And despite growing passenger anger, fares will rise next year in line with the abandoned Retail Prices Index at 2.8%, rather than the lower Consumer Prices Index.
“The system is clearly not working, everybody agrees that it’s not working,” rail writer Christian Wolmar tells the BBC.
What’s going wrong?
Such a reaction was clearly not what the government hoped for when it privatised the system in the 1990s with a promise to boost investment and enhance services.
Network Rail, then known as Railtrack, was set up to look after the tracks, tunnels and signalling. Meanwhile, private companies could compete to run the trains.
At the time, the government hoped that those private firms would compete on most routes through a system known as “open access”. Rather than bidding for entire lines, services themselves were on offer.
It also asked firms to bid to run subsided franchises on loss-making routes.
But that left the taxpayer to pick up the tab for all loss-making services. When the network was publicly-owned, these would have been subsidised by the profitable ones.
As a result, franchises for entire lines became the norm to stop the cornering of profitable services, and now less than 1% of passengers travel on open-access services.
The effect of that has been a lack of competition among train operators which is bad for consumers, says Professor Mark Barry from Cardiff University.
“We’ve got a system that was meant to bring competition to railways post-privatisation and provide some means for companies to innovate, take a risk in return to procure some value.

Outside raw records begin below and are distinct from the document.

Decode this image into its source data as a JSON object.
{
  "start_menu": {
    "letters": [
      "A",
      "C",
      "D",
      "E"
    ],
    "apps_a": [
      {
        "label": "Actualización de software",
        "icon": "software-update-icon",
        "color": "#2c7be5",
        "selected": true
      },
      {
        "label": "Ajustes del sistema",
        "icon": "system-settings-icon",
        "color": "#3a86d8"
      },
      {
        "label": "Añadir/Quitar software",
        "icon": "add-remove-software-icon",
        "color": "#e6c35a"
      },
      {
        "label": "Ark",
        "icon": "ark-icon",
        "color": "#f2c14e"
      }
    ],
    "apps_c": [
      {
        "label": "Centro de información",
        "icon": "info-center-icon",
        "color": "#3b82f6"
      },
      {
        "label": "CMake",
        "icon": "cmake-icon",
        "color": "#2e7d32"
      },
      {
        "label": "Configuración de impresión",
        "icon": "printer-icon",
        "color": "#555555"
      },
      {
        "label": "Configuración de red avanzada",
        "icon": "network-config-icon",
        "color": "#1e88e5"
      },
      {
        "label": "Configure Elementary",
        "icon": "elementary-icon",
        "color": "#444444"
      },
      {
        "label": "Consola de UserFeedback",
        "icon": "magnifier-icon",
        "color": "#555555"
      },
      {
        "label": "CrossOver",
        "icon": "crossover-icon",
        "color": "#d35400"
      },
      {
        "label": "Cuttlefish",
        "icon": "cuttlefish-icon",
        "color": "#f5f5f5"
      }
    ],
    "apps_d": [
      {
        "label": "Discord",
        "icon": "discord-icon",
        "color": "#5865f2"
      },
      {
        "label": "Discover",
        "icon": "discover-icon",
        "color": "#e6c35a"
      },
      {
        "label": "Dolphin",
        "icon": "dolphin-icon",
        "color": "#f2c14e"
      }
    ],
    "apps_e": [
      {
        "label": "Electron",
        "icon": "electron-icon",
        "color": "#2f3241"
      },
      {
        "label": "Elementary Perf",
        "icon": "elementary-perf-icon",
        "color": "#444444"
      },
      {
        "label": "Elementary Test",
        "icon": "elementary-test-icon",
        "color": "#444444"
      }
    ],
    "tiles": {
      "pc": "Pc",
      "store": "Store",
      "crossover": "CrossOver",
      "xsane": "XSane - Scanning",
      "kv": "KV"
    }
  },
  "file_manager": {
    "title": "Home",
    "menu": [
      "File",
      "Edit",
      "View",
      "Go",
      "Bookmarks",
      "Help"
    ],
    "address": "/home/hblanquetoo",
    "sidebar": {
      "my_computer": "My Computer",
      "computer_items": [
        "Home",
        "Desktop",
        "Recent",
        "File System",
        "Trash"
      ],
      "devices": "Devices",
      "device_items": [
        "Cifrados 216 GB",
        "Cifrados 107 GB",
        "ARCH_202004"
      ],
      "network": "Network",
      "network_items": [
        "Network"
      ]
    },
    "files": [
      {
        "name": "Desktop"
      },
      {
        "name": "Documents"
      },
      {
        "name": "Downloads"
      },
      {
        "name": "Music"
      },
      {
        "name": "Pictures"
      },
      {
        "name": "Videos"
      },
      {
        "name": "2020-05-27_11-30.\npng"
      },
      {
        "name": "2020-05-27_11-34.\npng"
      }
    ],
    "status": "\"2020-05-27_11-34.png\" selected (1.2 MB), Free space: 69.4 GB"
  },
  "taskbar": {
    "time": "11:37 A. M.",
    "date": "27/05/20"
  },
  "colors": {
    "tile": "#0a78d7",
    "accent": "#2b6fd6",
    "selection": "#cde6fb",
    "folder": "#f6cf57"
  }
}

“The reality is though, there isn’t a lot of competition on the railway – apart from the franchising system itself.”
This might suggest that train operators are having an easy ride and raking in profit, but the opposite is often the case.
As Mr Wolmar points out, in reality rail companies have very little control over their revenues. They can introduce wi-fi on their trains and launch advertising campaigns but much of their fortune depends on factors beyond their control, such as employment levels and economic growth.
In a competitive tendering environment, that can mean that the rail firms make a loss over the course of rail franchise, which typically lasts seven years.
And that explains, in part, the failure of Stagecoach and Virgin Trains’ East Coast Main Line franchise, which was handed back to the government last year.
Prof Barry thinks the franchising model should change so that the franchisee is not left with the revenue risk.
Instead, he argues, the government should award contracts by telling the bidders how much money is available and asking them to compete on quality.
He said Transport for Wales had experimented with that model successfully.
The man charged with reviewing the franchise system, former British Airways boss Keith Williams, may have an even more radical suggestion.
He has said a “Fat Controller” type figure, independent from government, should be in charge of day-to-day operations.
Mr Williams has also said he believes that, in the future, rail franchises should be underpinned by punctuality and other performance-related targets.
The government launched the review after passengers in northern and southern England experienced chaos over several weeks last summer following the introduction of a new timetable.
His review of the rail system will be published this autumn.
A Department for Transport spokesperson said: “The recently awarded West Coast Partnership represents a decisive shift towards a new model for rail. It is a partnership supported by Keith Williams, built with the flexibility to respond to his recommendations and deliver fundamental reform to a flawed system.
“The transport secretary has asked Keith to produce his recommendations for a White Paper, with fearless proposals that will deliver a consumer focussed railway system fit for the 21st Century.”